    Birefringence is defined as the optical property of a material having a refractive index that depends on the polarization and propagation direction of light. In plain terms, this means that a ray of light will be split by polarization into two paths. This often causes what is called "double refraction" when two images can be seen where once was one. This property can be useful in identifying minerals, because not all minerals are birefringent, and the different minerals have different refractive indices depending on their crystal structure. This piece of polished optical calcite shows a clear example of this property. Although "birefringence" is written three times on the paper underneath, the word shows six times through the crystal. As the crystal is rotated, the words also appear to rotate as the angle of polarization changes relative to the eye. Birefringence is a very useful property. You're most likely reading this text right now through the polarized light of a flat panel liquid crystal display. It is even used in medical diagnostics. For example, gout patients' painful joints are caused by accumulated crystals in their joint fluids. The birefringent properties of these crystals helps in diagnosis, because monosodicum urate crystals are negatively birefringent, calcium pyrophosphate crystals shows weak positive birefringence, and the colors of these crystals will change depending on the filters used.  #minerals   #crystals   #science   #birefringence   #calcite   #mineralcollecting   #geologyrocks 

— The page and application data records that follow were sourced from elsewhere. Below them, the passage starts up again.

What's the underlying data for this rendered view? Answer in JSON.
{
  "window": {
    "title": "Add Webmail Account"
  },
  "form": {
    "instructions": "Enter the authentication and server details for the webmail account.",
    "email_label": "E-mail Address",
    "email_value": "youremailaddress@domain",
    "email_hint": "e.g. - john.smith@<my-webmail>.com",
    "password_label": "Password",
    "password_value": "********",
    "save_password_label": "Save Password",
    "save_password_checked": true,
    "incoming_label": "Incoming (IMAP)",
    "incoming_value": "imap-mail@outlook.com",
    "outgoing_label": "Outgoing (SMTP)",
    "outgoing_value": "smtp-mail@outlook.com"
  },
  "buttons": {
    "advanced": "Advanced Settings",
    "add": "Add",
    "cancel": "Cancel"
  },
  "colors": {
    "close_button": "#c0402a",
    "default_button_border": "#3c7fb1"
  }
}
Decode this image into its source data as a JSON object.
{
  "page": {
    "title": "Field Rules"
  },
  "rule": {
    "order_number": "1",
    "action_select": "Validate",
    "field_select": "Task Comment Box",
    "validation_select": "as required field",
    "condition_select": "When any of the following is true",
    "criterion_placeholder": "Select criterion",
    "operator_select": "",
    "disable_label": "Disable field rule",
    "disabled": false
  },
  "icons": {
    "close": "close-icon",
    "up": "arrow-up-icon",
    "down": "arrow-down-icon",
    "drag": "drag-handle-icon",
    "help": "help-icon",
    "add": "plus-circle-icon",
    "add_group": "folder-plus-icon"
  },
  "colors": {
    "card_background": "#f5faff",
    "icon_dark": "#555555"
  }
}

  • by friendsofmineralogy 2 months ago
    Looking for a great introduction to studying mineralogy? One that we recommend is "Mineralogy for Amateurs" by John Sinkankas. Sinkankas covers subjects ranging from the history of mineralogy, an overview of atoms and how they arrange within (and thus affect) minerals, and classification schemes of minerals to crystallography and crystal growth, the physical and optical properties of minerals, formation and association of minerals, and identification procedures and tests. The latter portion of the book is a section of descriptive mineralogy, listing properties and information about a wide range of mineral species you might encounter. If all of that sounds like it might be too much and you're a little intimidated - it's okay! Sinkankas' writing style takes even the toughest concepts and explains them in a way that is approachable to everyone - this is the go-to starter guide for anyone looking to learn something more about the fascinating world of minerals. Pro tips: this same book was also published with a different cover simply as "Mineralogy." The social media team went to great lengths to compare our various different-looking copies to verify they contained the same material! Because it is long out of print, online sellers may charge quite a bit for any of these editions, however it can frequently be found for much more reasonable prices at neat old used bookstores and mineral shows, so keep an eye out! : Jessica Robertson  #minerals   #mineralogy   #books   #antiquebooks   #geologyrocks   #mineralcollecting